While Shelita wants to move out of her home, Royce feels differently.

[AD]"To see my wife so scared enrages me. Everything about this situation enrages me. I've got my wife not feeling comfortable in her own house," he says. "My wife does want to move out of the house. I don't think that's the right thing to do. My thing is I don't want to run to another house. We have to move on with our lives."


Royce says their home life was good before this event. "We can't just let them dictate where we live, what we do," he says in a determined voice. "I don't want these cowards, basically, to run us out of our house."

"I can't find words to describe what you went through and how that must have felt," Dr. Phil tells Shelita. "Did you think you were going to be killed? Did you think your daughter was going to be killed?"

"I thought they were going to kill me," Shelita replies. "When I was standing in the kitchen and he initially put the gun to my head, I just felt like he was going to shoot me. He was jumping around the house like somebody in a boxing ring. His adrenaline was just flowing, and he was yelling."

With Shelita's permission, Dr. Phil plays the surveillance tape of the men entering her house, paying special attention to the screaming voices. Shelita's mother, Priscilla's, high-pitched screams rise above other sounds, followed by a baby's cry. When the tape ends, Dr. Phil asks Shelita, "How do you feel when you hear that?"

"It's like you feel lifeless, almost," she says.

The three alleged intruders have been arrested and are currently in jail. A surveillance video from Shelita and Royce's home captured their images, and they were caught when information about their whereabouts was reported to Crime Stoppers hotline. "The detective told me that they had so many phone calls pouring in after that video, it took them less than a month to find all three of them," Shelita reports.

"Do you have any idea why you were targeted?" Dr. Phil asks.

"I don't know why I was targeted. I don't if I was followed home," she replies.

Dr. Phil mentions that Shelita and Royce are both chiropractors, own a beautiful home and are high-profile in the community. "Could they have found you that way?" Dr. Phil asks.

"Yes," Shelita says. "We have two billboards up in the city."

"Have you returned to work?" Dr. Phil asks.

"I go sometimes," she says. 

Dr. Phil addresses Shelita and Priscilla, who sits in the audience. "Both of you are trying to be strong for the other one," he says.

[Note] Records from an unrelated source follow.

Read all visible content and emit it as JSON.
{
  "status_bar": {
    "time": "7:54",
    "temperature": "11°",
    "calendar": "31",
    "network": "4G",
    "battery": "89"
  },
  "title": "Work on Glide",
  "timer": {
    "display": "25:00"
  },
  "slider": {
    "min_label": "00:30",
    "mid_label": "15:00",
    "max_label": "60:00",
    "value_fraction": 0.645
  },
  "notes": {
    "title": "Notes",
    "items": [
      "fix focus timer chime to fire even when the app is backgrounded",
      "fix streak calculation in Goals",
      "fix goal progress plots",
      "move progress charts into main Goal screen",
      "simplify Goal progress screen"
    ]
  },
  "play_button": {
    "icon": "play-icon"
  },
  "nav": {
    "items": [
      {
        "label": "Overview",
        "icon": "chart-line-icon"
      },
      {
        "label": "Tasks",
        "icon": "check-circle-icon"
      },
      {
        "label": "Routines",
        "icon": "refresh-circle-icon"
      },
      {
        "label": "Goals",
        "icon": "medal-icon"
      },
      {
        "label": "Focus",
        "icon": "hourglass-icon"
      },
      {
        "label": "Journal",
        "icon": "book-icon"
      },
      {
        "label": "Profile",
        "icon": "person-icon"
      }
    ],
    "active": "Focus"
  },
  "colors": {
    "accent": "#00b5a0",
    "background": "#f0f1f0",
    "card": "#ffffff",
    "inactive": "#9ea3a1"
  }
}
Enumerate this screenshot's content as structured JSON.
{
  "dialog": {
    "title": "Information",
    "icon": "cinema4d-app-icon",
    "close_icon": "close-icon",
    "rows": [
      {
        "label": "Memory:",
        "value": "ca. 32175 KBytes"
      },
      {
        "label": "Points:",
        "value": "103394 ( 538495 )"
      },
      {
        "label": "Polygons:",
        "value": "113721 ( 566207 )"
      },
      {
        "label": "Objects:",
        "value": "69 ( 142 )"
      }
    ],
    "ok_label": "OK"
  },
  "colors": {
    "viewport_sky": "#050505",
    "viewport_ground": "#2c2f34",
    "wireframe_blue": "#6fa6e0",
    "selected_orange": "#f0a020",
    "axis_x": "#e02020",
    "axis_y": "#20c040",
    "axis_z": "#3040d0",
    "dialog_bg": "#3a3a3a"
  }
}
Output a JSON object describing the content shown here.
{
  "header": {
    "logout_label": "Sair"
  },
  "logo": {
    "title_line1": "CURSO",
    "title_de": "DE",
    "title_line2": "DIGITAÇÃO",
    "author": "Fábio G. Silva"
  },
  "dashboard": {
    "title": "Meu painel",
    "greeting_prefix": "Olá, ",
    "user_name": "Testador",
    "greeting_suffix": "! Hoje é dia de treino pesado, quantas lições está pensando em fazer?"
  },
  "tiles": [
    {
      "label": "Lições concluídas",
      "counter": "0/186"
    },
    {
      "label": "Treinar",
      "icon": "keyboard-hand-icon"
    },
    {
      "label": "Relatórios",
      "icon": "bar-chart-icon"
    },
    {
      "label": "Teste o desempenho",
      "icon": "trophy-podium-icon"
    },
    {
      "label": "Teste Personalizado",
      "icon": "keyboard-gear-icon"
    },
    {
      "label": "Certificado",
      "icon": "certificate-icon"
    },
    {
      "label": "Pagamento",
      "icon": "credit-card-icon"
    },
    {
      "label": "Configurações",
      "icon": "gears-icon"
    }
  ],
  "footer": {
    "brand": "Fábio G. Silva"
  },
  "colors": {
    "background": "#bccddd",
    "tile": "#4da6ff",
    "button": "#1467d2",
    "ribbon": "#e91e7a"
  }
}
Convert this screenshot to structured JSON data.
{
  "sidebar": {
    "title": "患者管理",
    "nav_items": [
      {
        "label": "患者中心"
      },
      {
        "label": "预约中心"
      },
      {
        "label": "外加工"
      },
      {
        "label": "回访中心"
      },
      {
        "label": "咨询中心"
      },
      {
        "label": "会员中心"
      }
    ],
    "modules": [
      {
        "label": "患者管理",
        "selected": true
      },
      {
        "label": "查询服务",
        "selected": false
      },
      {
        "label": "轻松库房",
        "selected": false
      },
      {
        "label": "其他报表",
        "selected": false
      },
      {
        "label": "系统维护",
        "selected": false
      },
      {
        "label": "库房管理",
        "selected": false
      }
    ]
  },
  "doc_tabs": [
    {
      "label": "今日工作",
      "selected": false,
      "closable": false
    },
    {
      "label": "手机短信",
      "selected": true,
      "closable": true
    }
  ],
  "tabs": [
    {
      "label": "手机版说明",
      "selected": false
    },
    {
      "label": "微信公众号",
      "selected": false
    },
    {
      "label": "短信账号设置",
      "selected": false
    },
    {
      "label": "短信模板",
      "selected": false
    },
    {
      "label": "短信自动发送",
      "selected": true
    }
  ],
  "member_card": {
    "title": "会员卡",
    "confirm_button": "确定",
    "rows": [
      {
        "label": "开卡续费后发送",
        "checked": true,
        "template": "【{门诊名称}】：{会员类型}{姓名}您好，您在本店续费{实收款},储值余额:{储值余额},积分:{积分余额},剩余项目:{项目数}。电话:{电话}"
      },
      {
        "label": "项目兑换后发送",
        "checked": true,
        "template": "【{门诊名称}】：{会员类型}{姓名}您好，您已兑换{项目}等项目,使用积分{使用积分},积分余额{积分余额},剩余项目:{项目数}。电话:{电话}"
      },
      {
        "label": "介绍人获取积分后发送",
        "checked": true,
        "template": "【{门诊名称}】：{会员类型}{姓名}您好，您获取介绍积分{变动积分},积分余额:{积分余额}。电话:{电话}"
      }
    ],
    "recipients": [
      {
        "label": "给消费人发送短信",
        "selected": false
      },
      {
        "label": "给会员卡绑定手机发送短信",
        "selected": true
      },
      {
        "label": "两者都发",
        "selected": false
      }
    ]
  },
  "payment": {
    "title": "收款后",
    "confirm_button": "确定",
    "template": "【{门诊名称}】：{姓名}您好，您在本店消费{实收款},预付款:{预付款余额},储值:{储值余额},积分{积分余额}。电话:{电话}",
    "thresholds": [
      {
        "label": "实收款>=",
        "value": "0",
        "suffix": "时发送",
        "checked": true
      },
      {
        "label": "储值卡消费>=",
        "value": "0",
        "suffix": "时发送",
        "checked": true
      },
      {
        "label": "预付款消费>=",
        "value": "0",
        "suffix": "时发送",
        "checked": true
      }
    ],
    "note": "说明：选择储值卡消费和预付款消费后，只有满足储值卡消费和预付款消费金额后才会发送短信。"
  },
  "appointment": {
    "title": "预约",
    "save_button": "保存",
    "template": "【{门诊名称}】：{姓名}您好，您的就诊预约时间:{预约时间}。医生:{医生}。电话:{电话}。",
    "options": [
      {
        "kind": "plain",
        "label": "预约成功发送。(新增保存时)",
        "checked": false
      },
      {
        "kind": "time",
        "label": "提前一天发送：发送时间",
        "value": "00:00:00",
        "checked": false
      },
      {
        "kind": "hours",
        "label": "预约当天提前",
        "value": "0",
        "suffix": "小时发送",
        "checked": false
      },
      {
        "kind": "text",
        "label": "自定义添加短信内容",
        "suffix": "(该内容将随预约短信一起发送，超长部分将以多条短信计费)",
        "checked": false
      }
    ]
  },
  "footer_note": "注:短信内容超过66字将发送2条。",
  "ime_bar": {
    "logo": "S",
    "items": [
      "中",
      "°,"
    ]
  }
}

To Priscilla, he continues, "You're trying to put a face for her because you know she's unraveling, but the truth is, this got to you, didn't it?"

"Yes, it did," she replies. "I just want to scream, but I can't, because I feel like it won't do any good. Just to see the look on her face when they had the gun to her head, I can't get that out of my mind. I feel like I can't cry because I don't want her to see that I'm still afraid for her."

"That's not OK," Dr. Phil says.

Dr. Phil reads a list of Shelita's fearful behavior. She showers for only two minutes because she's afraid an intruder will enter the house if she's in the bathroom too long, she peeks out of the blinds to see if anyone is outside, she stays at the mall all day to avoid returning home, she cries in her car in the driveway, she leaves the TV on the surveillance channel all the time, and she only sleeps for an hour at a time at night. "When something has gotten to you to the point that you're going and staying at the mall all day or sitting in the driveway crying because you don't want to go inside, you know that's not OK, right?" he asks.

"Right," Shelita says, wiping away tears.

"We have to deal with that," Dr. Phil says.


Dr. Phil lists the symptoms of Post-Traumatic Stress Disorder, and says, ""You're kind of the poster-child here."